Introduction to US regulations
The Environmental Protection Agency (EPA) was established in 1970, with the objective to protect human health and the environment. Regulation of both the safety of chemicals and the extent of chemical exposures to humans and the environment is a major aspect of this objective. The Clean Air Act was enacted by the US Congress that same year for the purpose of setting air quality standards.
The Agency’s work in regulating the production and importation of chemical substances is authorised under the Toxic Substances Control Act (TSCA) which was originally passed in 1976. In June 2016, President Obama sanctioned its update by ‘The Frank R. Lautenberg Chemical Safety for the 21st Century Act’, which has increased EPA’s authority to implement chemical safety under TSCA. EPA progresses safety in this field by conducting federal research, setting standards, evaluating risks of new and existing chemicals, investigating pollution prevention/reduction strategies, and writing regulations. These regulations clarify the technical and operational requirements of manufacturers and importers to ensure compliance with TSCA.
TSCA defines the term ‘manufacture’ to encompass ‘import’, indicating that importers and manufacturers of chemical substances have the same responsibilities to TSCA. Key duties are outlined below to provide insight for EU industries planning to enter the US market.
Pre-Manufacture Notification (PMN) for new chemical substances (TSCA, Section 5)
TSCA requires any chemical substance planned to be manufactured/imported for the first time in US, to be notified to EPA. EPA undertakes hazard and exposure assessments to inform any exclusions or exemptions applicable to a chemical substance or its use. The more information submitted, the faster and more accurate the assessment. EPA also encourages manufacturers/importers to meet with them, to discuss specific requirements, before PMN preparation.
Significant New Use Rules (SNURs) (TSCA, Section 5)
If, following assessment of relevant factors (such as the manufacture process, or duration of human and environmental exposure), EPA concludes that a use of a chemical substance is a ‘significant new use’ (SNU), importers/manufacturers are required to submit a notice (SNUN) at least 90 days before its manufacture/import. EPA then investigates possible risks which may be associated with the new use. If necessary, it makes appropriate adjustments, for example, prohibitions of use, amendments to labelling and Safety Data Sheet (SDS), restrictions on quantity manufactured/imported. Such limits are frequently triggers for testing requirements.
Testing of chemicals (TSCA, Section 4)
EPA may, under the authority of TSCA, request manufacturers/importers to test chemical substances, to investigate toxicity to health or the environment, chemical fate, or characteristics of certain substances. On 7th March 2018 EPA released its draft strategy to reduce animal testing and move to alternative methods and strategies; this is another requirement of the Lautenberg Act.
Record-keeping, information provision and inventory update (TSCA, Section 8)

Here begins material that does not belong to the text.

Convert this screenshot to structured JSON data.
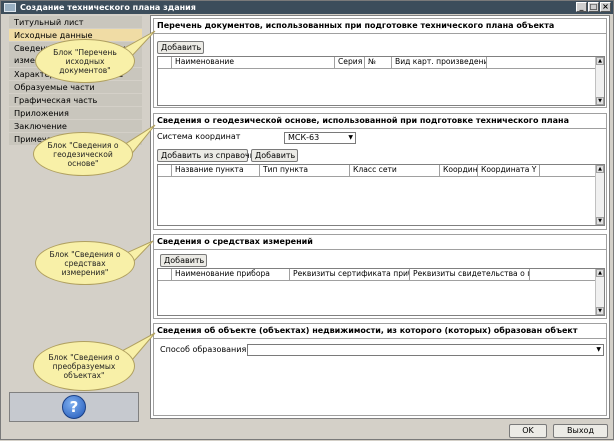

The TSCA Inventory is updated with new chemicals following receipt of notice (Notice of Commencement (NOC)). The NOC needs to be submitted by manufacturers/importers, after completion of the PMN, and within 30 days of the first manufacture/import date. This triggers the addition of the new product onto the Inventory as an ‘existing chemical’.
TSCA directs manufacturers/importers to maintain records throughout the commercialisation of a product, and report to EPA any information indicative of risk to health or the environment.
Certification for import (TSCA, Section 13)
Importers of chemical substances into US are required to confirm that their shipment either complies with, or is not subject to, TSCA. Each import of chemicals subject to TSCA requires the signed statement, ‘I certify that all chemical substances in this shipment comply with all applicable rules or orders under TSCA and that I am not offering a chemical substance for entry in violation of TSCA or any applicable rule or order under TSCA’. EPA expects the importer to have the knowledge and documentation to support the certification and reduce risk of violation. Substances in breach of compliance with TSCA are denied entry into the customs territory of US.
Chemicals not subject to TSCA, for example, pesticides, foods, food additives, drugs, cosmetics or devices require signed ‘negative certification’ that ‘…… all chemicals in this shipment are not subject to TSCA’. Certification is not necessary for chemicals that are a part of articles (unless subject to a specific rule under TSCA).
Exceptions and specific requirements are applicable to several aspects of TSCA, but are outside the sphere of this general and introductory article. A company intending to access the US market would be advised to discuss their specific product(s) with a US regulatory representative, to ensure precision compliance with TSCA.